What you will do - Reduce the material below to its lines containing "true".

(Data records Opens)

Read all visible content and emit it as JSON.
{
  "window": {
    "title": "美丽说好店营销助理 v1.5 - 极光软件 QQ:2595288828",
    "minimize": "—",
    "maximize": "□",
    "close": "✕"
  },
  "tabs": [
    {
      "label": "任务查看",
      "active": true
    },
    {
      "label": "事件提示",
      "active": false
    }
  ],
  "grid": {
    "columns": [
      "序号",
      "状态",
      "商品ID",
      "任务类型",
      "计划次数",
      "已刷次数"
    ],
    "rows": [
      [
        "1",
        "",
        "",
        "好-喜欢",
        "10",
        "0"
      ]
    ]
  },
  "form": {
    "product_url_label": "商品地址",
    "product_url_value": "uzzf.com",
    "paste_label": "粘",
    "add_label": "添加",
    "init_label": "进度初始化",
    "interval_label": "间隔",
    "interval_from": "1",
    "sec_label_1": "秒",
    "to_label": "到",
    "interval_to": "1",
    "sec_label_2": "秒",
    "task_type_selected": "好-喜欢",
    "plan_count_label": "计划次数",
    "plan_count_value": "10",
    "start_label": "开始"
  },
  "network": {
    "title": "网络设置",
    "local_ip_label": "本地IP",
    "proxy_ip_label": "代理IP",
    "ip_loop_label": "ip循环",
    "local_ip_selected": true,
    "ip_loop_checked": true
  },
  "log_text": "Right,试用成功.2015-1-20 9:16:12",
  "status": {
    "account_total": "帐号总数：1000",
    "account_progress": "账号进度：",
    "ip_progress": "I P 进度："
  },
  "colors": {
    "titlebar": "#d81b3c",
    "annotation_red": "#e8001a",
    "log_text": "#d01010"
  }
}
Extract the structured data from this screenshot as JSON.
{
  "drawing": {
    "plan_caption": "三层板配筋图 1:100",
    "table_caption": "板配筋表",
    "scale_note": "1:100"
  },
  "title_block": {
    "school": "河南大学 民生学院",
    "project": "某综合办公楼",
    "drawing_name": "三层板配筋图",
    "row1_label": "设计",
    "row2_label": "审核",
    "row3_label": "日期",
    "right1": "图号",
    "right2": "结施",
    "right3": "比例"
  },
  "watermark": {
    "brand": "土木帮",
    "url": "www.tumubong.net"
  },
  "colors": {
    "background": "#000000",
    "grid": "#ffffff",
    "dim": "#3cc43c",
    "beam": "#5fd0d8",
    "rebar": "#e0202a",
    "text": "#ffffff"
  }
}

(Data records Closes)

Written response -
      "active": true
    "local_ip_selected": true,
    "ip_loop_checked": true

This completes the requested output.